**Description of the task**: Pictures excluded, copy all of the data below exactly.

(Records shown Opens)

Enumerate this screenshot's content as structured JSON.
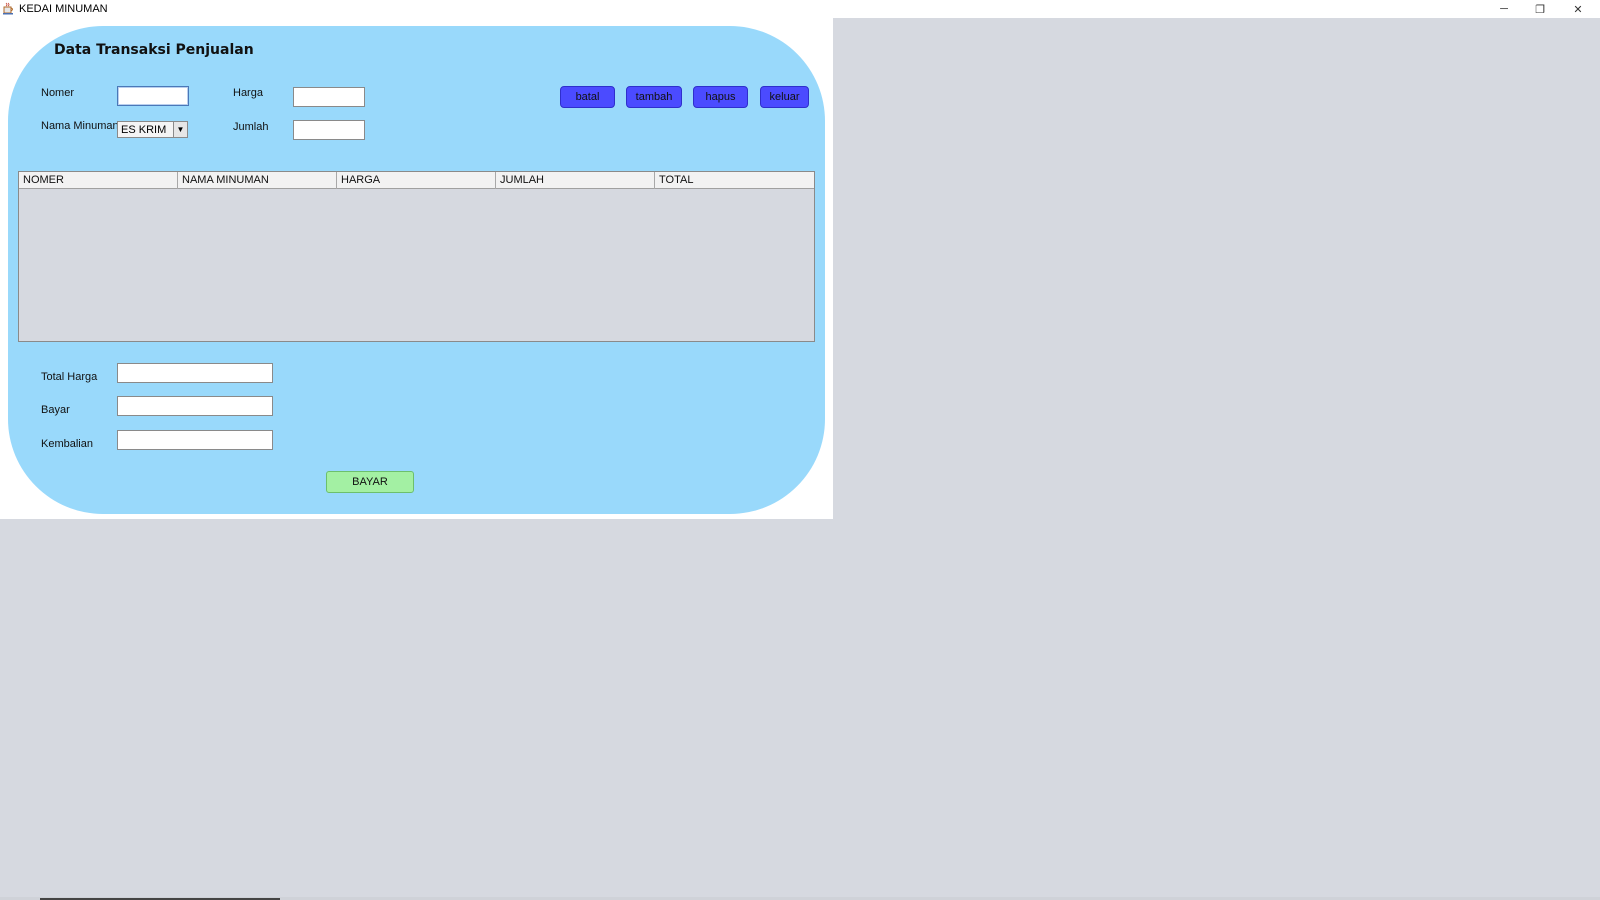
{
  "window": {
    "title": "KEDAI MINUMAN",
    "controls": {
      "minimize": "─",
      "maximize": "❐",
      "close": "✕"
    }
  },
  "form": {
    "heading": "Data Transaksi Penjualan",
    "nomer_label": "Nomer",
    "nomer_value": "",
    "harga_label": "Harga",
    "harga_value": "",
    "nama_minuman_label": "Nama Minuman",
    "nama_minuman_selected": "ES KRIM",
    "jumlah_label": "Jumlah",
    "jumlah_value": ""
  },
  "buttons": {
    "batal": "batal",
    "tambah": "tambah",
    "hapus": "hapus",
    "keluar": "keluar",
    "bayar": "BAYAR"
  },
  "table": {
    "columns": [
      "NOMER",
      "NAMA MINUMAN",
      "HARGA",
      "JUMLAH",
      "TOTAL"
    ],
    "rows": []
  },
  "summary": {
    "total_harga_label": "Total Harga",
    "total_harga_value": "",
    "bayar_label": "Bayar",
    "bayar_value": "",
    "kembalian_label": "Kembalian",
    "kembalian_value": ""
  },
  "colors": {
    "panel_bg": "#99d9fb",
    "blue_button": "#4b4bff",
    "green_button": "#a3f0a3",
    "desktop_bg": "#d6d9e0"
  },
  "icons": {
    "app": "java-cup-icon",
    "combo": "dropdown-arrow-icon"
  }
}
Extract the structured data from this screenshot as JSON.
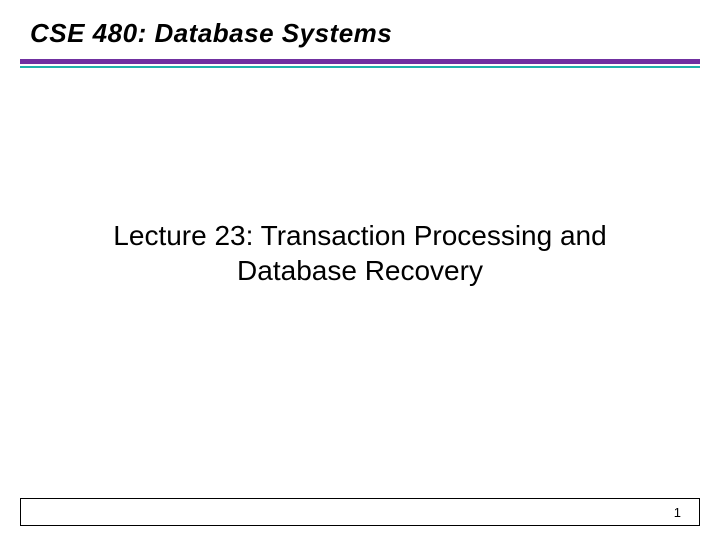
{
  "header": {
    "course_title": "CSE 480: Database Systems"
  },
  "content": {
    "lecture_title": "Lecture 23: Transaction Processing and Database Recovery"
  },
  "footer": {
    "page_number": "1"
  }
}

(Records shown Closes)

**Answer**:
Enumerate this screenshot's content as structured JSON.
{
  "window": {
    "title": "KEDAI MINUMAN",
    "controls": {
      "minimize": "─",
      "maximize": "❐",
      "close": "✕"
    }
  },
  "form": {
    "heading": "Data Transaksi Penjualan",
    "nomer_label": "Nomer",
    "nomer_value": "",
    "harga_label": "Harga",
    "harga_value": "",
    "nama_minuman_label": "Nama Minuman",
    "nama_minuman_selected": "ES KRIM",
    "jumlah_label": "Jumlah",
    "jumlah_value": ""
  },
  "buttons": {
    "batal": "batal",
    "tambah": "tambah",
    "hapus": "hapus",
    "keluar": "keluar",
    "bayar": "BAYAR"
  },
  "table": {
    "columns": [
      "NOMER",
      "NAMA MINUMAN",
      "HARGA",
      "JUMLAH",
      "TOTAL"
    ],
    "rows": []
  },
  "summary": {
    "total_harga_label": "Total Harga",
    "total_harga_value": "",
    "bayar_label": "Bayar",
    "bayar_value": "",
    "kembalian_label": "Kembalian",
    "kembalian_value": ""
  },
  "colors": {
    "panel_bg": "#99d9fb",
    "blue_button": "#4b4bff",
    "green_button": "#a3f0a3",
    "desktop_bg": "#d6d9e0"
  },
  "icons": {
    "app": "java-cup-icon",
    "combo": "dropdown-arrow-icon"
  }
}
Extract the structured data from this screenshot as JSON.
{
  "header": {
    "course_title": "CSE 480: Database Systems"
  },
  "content": {
    "lecture_title": "Lecture 23: Transaction Processing and Database Recovery"
  },
  "footer": {
    "page_number": "1"
  }
}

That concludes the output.